(and why wouldn’t it be so? this is troll country, after all. and even if you don’t believe in them, that doesn’t stop them from believing in you.)
in the old days, this was the most dangerous forest in the country. full of outlaws and wolf packs, not to mention the trolls, and the lantern-men, and the fairies, and the ones-you-shall-not-name. (no, they’re not a multitude of voldemorts.)
if you follow the path to the lake (you should. the forest is vast.) you’ll pass a spring of fresh water that rises in the shelter of massive moss-covered boulders stacked like a playful giant’s house of cards. you’ll hold on tight to a simple wooden fence on the very edge of a sheer thirty metre drop into red-black water spotted with water lilies. (watch yourself here if it rains, the path is narrow and there is no soil to cover the rock.) if you practise kulning there, the sound will carry over the water for miles, and echo off the pines on the opposite shore. the trees here fall where they please, when it’s their time. in the summer, there are more blueberries than you can eat. (and german tourists, but you can hear them coming well in advance and take appropriate action.)

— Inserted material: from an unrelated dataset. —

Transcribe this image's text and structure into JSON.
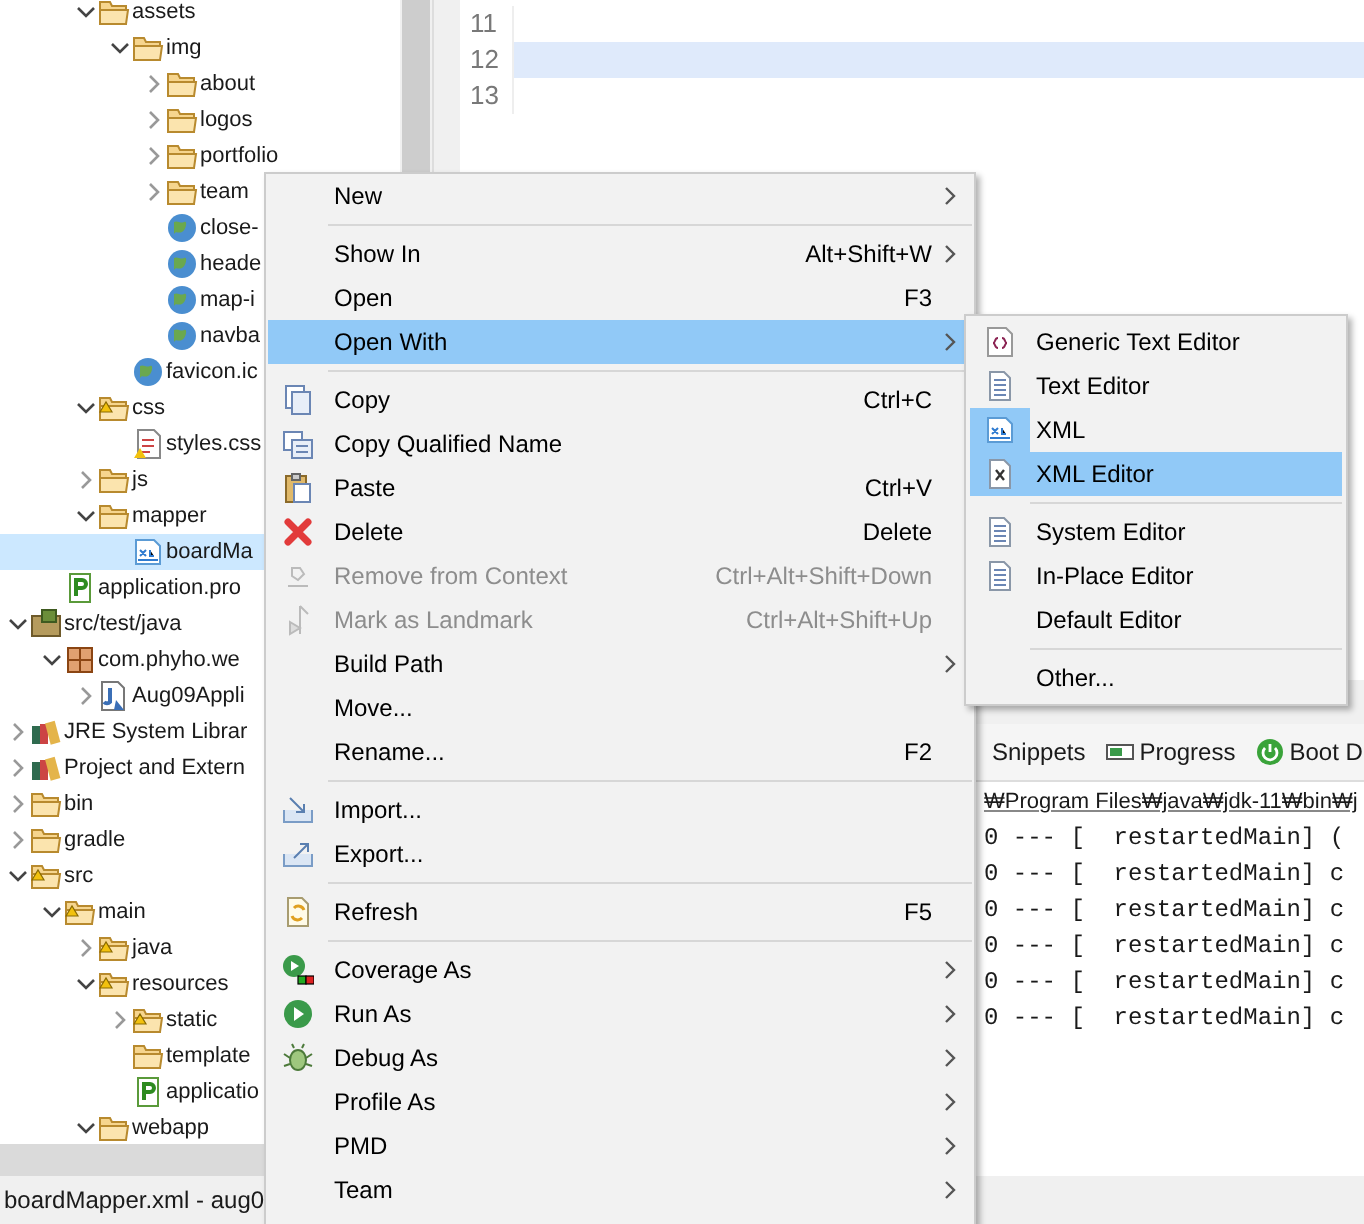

be careful who you bring. this forest is a Sight To See, yes, a relic, some may say. the last remains of the great forests that once covered this land, proper Old Wood. people may mark the paths and fix the log bridges, but the forest isn’t tamed and it doesn’t like being disturbed by people who don’t respect it. and there are so very many roots and rocks and branches to trip the unwary, isn’t there.
and, as i’ve said, there are trolls.
don’t you see her?